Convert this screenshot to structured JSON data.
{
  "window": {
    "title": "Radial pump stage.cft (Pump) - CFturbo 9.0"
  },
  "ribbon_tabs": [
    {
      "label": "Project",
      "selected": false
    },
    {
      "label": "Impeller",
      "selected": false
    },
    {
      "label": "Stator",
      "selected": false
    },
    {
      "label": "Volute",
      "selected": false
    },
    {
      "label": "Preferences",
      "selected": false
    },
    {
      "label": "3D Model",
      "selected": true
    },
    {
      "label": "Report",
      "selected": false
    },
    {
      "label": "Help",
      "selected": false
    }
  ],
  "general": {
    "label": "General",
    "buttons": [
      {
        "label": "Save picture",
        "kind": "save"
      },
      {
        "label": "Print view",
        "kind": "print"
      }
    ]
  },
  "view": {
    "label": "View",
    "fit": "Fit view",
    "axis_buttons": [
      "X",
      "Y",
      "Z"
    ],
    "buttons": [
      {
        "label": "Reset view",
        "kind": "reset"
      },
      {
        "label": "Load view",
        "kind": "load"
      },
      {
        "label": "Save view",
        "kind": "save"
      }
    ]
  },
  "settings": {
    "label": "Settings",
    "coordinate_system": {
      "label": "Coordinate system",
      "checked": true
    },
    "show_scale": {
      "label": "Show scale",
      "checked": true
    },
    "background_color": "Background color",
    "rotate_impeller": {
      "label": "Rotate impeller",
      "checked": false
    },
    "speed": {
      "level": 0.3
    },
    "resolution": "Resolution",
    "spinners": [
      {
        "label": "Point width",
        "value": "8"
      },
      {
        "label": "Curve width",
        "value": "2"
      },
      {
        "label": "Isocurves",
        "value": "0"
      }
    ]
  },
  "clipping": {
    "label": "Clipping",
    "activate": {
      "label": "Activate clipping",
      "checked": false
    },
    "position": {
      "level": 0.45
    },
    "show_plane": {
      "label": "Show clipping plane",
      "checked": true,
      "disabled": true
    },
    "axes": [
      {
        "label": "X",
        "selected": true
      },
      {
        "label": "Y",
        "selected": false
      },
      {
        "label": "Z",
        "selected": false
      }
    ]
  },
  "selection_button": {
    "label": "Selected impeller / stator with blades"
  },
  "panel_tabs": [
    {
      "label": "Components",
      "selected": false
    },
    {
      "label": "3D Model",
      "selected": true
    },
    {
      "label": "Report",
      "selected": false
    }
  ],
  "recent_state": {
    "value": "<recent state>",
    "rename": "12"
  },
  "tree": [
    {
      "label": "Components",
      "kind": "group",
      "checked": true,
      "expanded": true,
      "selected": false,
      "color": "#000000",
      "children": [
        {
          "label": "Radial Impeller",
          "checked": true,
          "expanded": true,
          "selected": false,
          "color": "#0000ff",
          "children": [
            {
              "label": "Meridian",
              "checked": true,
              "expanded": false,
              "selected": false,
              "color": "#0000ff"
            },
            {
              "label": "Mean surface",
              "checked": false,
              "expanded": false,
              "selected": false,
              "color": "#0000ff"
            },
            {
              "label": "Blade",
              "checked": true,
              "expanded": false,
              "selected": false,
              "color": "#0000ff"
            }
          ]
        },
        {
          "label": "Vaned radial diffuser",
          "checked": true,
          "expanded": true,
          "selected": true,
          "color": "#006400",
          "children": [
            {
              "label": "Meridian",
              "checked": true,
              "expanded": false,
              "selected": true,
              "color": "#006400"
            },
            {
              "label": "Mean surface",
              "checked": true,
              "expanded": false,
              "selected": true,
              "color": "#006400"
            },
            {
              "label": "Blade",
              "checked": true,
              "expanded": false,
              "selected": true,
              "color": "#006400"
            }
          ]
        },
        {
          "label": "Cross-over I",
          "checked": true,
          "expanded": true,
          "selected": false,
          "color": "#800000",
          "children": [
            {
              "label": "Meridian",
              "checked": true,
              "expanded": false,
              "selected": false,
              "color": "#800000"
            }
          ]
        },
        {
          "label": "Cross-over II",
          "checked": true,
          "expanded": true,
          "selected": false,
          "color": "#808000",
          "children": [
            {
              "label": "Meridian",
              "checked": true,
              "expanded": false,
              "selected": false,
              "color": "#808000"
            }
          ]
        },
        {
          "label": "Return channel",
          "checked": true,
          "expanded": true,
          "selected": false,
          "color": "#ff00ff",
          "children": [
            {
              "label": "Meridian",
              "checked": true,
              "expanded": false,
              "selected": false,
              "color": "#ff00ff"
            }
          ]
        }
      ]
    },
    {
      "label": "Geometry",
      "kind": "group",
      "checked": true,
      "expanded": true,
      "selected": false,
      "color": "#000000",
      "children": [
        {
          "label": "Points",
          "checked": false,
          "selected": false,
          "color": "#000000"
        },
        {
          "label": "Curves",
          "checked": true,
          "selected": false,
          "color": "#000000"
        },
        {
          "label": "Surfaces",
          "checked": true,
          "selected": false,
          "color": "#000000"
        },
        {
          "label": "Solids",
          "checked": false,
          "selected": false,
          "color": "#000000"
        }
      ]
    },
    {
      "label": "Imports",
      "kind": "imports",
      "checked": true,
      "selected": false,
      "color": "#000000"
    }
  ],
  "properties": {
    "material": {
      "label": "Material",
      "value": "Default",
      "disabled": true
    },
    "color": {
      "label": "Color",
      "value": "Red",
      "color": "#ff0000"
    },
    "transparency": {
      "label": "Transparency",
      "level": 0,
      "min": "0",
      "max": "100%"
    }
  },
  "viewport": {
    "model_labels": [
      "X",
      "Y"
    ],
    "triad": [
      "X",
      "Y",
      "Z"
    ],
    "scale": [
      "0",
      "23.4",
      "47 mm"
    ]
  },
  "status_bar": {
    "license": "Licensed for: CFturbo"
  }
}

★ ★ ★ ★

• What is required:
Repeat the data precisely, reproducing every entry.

• Solution to this problem:
Convert this screenshot to structured JSON data.
{
  "window": {
    "title": "Radial pump stage.cft (Pump) - CFturbo 9.0"
  },
  "ribbon_tabs": [
    {
      "label": "Project",
      "selected": false
    },
    {
      "label": "Impeller",
      "selected": false
    },
    {
      "label": "Stator",
      "selected": false
    },
    {
      "label": "Volute",
      "selected": false
    },
    {
      "label": "Preferences",
      "selected": false
    },
    {
      "label": "3D Model",
      "selected": true
    },
    {
      "label": "Report",
      "selected": false
    },
    {
      "label": "Help",
      "selected": false
    }
  ],
  "general": {
    "label": "General",
    "buttons": [
      {
        "label": "Save picture",
        "kind": "save"
      },
      {
        "label": "Print view",
        "kind": "print"
      }
    ]
  },
  "view": {
    "label": "View",
    "fit": "Fit view",
    "axis_buttons": [
      "X",
      "Y",
      "Z"
    ],
    "buttons": [
      {
        "label": "Reset view",
        "kind": "reset"
      },
      {
        "label": "Load view",
        "kind": "load"
      },
      {
        "label": "Save view",
        "kind": "save"
      }
    ]
  },
  "settings": {
    "label": "Settings",
    "coordinate_system": {
      "label": "Coordinate system",
      "checked": true
    },
    "show_scale": {
      "label": "Show scale",
      "checked": true
    },
    "background_color": "Background color",
    "rotate_impeller": {
      "label": "Rotate impeller",
      "checked": false
    },
    "speed": {
      "level": 0.3
    },
    "resolution": "Resolution",
    "spinners": [
      {
        "label": "Point width",
        "value": "8"
      },
      {
        "label": "Curve width",
        "value": "2"
      },
      {
        "label": "Isocurves",
        "value": "0"
      }
    ]
  },
  "clipping": {
    "label": "Clipping",
    "activate": {
      "label": "Activate clipping",
      "checked": false
    },
    "position": {
      "level": 0.45
    },
    "show_plane": {
      "label": "Show clipping plane",
      "checked": true,
      "disabled": true
    },
    "axes": [
      {
        "label": "X",
        "selected": true
      },
      {
        "label": "Y",
        "selected": false
      },
      {
        "label": "Z",
        "selected": false
      }
    ]
  },
  "selection_button": {
    "label": "Selected impeller / stator with blades"
  },
  "panel_tabs": [
    {
      "label": "Components",
      "selected": false
    },
    {
      "label": "3D Model",
      "selected": true
    },
    {
      "label": "Report",
      "selected": false
    }
  ],
  "recent_state": {
    "value": "<recent state>",
    "rename": "12"
  },
  "tree": [
    {
      "label": "Components",
      "kind": "group",
      "checked": true,
      "expanded": true,
      "selected": false,
      "color": "#000000",
      "children": [
        {
          "label": "Radial Impeller",
          "checked": true,
          "expanded": true,
          "selected": false,
          "color": "#0000ff",
          "children": [
            {
              "label": "Meridian",
              "checked": true,
              "expanded": false,
              "selected": false,
              "color": "#0000ff"
            },
            {
              "label": "Mean surface",
              "checked": false,
              "expanded": false,
              "selected": false,
              "color": "#0000ff"
            },
            {
              "label": "Blade",
              "checked": true,
              "expanded": false,
              "selected": false,
              "color": "#0000ff"
            }
          ]
        },
        {
          "label": "Vaned radial diffuser",
          "checked": true,
          "expanded": true,
          "selected": true,
          "color": "#006400",
          "children": [
            {
              "label": "Meridian",
              "checked": true,
              "expanded": false,
              "selected": true,
              "color": "#006400"
            },
            {
              "label": "Mean surface",
              "checked": true,
              "expanded": false,
              "selected": true,
              "color": "#006400"
            },
            {
              "label": "Blade",
              "checked": true,
              "expanded": false,
              "selected": true,
              "color": "#006400"
            }
          ]
        },
        {
          "label": "Cross-over I",
          "checked": true,
          "expanded": true,
          "selected": false,
          "color": "#800000",
          "children": [
            {
              "label": "Meridian",
              "checked": true,
              "expanded": false,
              "selected": false,
              "color": "#800000"
            }
          ]
        },
        {
          "label": "Cross-over II",
          "checked": true,
          "expanded": true,
          "selected": false,
          "color": "#808000",
          "children": [
            {
              "label": "Meridian",
              "checked": true,
              "expanded": false,
              "selected": false,
              "color": "#808000"
            }
          ]
        },
        {
          "label": "Return channel",
          "checked": true,
          "expanded": true,
          "selected": false,
          "color": "#ff00ff",
          "children": [
            {
              "label": "Meridian",
              "checked": true,
              "expanded": false,
              "selected": false,
              "color": "#ff00ff"
            }
          ]
        }
      ]
    },
    {
      "label": "Geometry",
      "kind": "group",
      "checked": true,
      "expanded": true,
      "selected": false,
      "color": "#000000",
      "children": [
        {
          "label": "Points",
          "checked": false,
          "selected": false,
          "color": "#000000"
        },
        {
          "label": "Curves",
          "checked": true,
          "selected": false,
          "color": "#000000"
        },
        {
          "label": "Surfaces",
          "checked": true,
          "selected": false,
          "color": "#000000"
        },
        {
          "label": "Solids",
          "checked": false,
          "selected": false,
          "color": "#000000"
        }
      ]
    },
    {
      "label": "Imports",
      "kind": "imports",
      "checked": true,
      "selected": false,
      "color": "#000000"
    }
  ],
  "properties": {
    "material": {
      "label": "Material",
      "value": "Default",
      "disabled": true
    },
    "color": {
      "label": "Color",
      "value": "Red",
      "color": "#ff0000"
    },
    "transparency": {
      "label": "Transparency",
      "level": 0,
      "min": "0",
      "max": "100%"
    }
  },
  "viewport": {
    "model_labels": [
      "X",
      "Y"
    ],
    "triad": [
      "X",
      "Y",
      "Z"
    ],
    "scale": [
      "0",
      "23.4",
      "47 mm"
    ]
  },
  "status_bar": {
    "license": "Licensed for: CFturbo"
  }
}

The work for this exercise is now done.